Click here to see all of the current Great Graphic Novels nominees along with more information about the list and past years’ selections.
Smashed: Junji Ito Story Collection by Junji Ito
Publication Date: April 16, 2019
A collection of thirteen terrifying tales by the Japanese master of horror, Junji Ito. From your average suburban landscape to high schools, libraries, rivers and parks, no place is safe from Ito! In his deft hands, a haunted house becomes something to truly fear. He makes the mundane monstrous, and the monstrous something truly spooky that will get under your skin, with just the right amount of gore and humor for new readers and dedicated fans. Read with the lights on!
Teens love horror, and this collection of short stories will not disappoint. Ito’s signature drawing style of meticulously crafted characters are at times both humorous and horrifying, and his attention to emotional detail will definitely connect with its intended audience. Hand to fans of Juni Ito’s other horror collections like Shiver, as well as horror manga series like Happiness and the Flowers of Evil.

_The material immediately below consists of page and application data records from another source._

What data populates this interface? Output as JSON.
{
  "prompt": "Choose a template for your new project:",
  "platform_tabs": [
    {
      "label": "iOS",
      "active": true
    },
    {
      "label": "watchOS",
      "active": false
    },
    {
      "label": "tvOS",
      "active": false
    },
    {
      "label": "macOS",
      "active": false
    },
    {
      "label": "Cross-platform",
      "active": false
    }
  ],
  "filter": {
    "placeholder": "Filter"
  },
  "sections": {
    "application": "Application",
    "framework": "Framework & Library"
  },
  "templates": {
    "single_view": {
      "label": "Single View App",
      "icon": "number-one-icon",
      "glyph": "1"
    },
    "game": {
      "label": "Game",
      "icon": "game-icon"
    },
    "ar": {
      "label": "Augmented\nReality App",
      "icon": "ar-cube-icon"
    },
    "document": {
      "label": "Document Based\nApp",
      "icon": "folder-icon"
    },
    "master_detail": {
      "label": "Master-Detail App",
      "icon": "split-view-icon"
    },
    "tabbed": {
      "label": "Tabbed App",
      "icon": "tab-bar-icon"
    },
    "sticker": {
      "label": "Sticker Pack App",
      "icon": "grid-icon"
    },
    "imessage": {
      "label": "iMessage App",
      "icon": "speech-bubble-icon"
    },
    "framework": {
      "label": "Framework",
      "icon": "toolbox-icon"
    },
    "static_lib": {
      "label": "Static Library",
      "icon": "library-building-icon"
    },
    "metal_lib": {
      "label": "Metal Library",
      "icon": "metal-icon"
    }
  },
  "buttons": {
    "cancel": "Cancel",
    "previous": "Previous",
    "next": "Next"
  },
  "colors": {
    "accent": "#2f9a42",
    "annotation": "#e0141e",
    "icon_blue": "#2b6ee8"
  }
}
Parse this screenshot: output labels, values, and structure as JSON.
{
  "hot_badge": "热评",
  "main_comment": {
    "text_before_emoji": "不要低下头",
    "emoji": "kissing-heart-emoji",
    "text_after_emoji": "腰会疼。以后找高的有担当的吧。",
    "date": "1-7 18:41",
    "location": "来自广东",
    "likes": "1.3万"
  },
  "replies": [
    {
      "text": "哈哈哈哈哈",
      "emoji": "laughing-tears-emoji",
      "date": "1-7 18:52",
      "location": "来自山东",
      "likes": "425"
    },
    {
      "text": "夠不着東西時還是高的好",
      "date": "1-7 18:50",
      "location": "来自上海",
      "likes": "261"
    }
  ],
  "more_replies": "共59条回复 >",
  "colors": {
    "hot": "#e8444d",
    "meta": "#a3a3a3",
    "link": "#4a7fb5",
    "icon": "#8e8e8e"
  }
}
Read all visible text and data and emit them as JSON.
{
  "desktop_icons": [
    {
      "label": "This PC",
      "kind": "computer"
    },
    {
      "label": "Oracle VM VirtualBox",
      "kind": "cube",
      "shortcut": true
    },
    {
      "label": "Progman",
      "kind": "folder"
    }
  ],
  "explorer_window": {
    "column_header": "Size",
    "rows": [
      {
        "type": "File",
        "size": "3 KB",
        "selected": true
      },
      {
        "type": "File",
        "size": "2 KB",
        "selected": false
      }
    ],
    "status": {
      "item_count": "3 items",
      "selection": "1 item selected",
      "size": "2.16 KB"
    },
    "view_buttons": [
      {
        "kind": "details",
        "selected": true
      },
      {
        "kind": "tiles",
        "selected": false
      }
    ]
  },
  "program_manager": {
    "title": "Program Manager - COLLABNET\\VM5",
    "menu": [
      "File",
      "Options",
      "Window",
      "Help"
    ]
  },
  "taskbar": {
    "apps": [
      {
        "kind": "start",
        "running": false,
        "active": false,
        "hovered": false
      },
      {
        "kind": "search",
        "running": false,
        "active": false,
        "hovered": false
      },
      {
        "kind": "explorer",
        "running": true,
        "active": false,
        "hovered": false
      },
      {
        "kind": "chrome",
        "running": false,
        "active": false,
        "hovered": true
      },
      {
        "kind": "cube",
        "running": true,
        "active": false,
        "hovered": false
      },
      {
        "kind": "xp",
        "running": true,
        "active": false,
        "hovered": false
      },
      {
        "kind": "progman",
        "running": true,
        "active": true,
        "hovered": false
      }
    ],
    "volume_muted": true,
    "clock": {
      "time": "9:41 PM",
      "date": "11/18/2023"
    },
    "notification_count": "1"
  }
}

Crowded, vol. 1: Soft Apocalypse by Christopher Sebela, illustrated by Ro Stein and Ted Brandt
Publication Date: March 20, 2019
In the not-too-distant future where the gig economy thrives and apps like REAPR empower anyone with a grudge to turn resentment into a crowdsourced opportunity for revenge,
Charlie Ellison awakens to discover she is Los Angeles’s latest target for assassination. With a million dollar bounty on her head, Charlie enlists Vita Slatter, a low-rated bodyguard on the DFEND app, to keep her alive. As the reward grows and more vigilantes join the pursuit, Vita realizes that getting self-indulgent Charlie to lie low while they try to figure out who wants her dead just may end up getting them both killed—that is, if Vita doesn’t throttle her first.
From its very first pages, Crowded is an action-packed, albeit violent, thrill-ride that combines aspects of dystopian literature with elements from mystery, suspense, and detective fiction. The result is a fast-paced, gripping mash-up filled with snappy dialogue, edgy parody, social commentary, and a diverse cast of morally ambiguous characters. Teens will not only appreciate the story’s snark but will be drawn to its striking artwork with its sharp lines, expressive facial features, and eye-catching use of color.
Recommended for fans of Sebela and his team’s individual and collective works as well as for audiences who enjoy action films, buddy movies, and Netflix’s techno-paranoia series Black Mirror.
The Giver (Graphic Novel) by Lois Lowry, and illustrated by P. Craig Russell
HMH Books for Young Readers
Publication Date: Feb 5, 2019
At the age of twelve, Jonas is assigned the rare job of ‘Receiver of Memory,’ tasked with absorbing the secrets and memories of his entire community. As he begins to understand the colorless conformity of his current world, he becomes determined to change it for the better.
I’m actually surprised it took so long to turn The Giver into a graphic novel. It’s a classic title with significant appeal, particularly for younger teens. The process through which Jonas slowly begins to see colors rather than the monochrome blue/grey of his whole life is compellingly rendered by Russell. The story cleaves closely to its source material but the visual medium adds impact and accessibility to this popular tale. This will definitely appeal to fans of the original novel, among others.
You may also like:
Great Graphic Novels for Teens
Latest posts by Great Graphic Novels for Teens (see all)
- Great Graphic Novels (#GGN2020) Nominees Round Up, November 28 Edition - November 28, 2019
- Great Graphic Novels (#GGN2020) Nominees Round Up, November 21 Edition - November 21, 2019
- Great Graphic Novels (#GGN2020) Nominees Round Up, November 14 Edition - November 14, 2019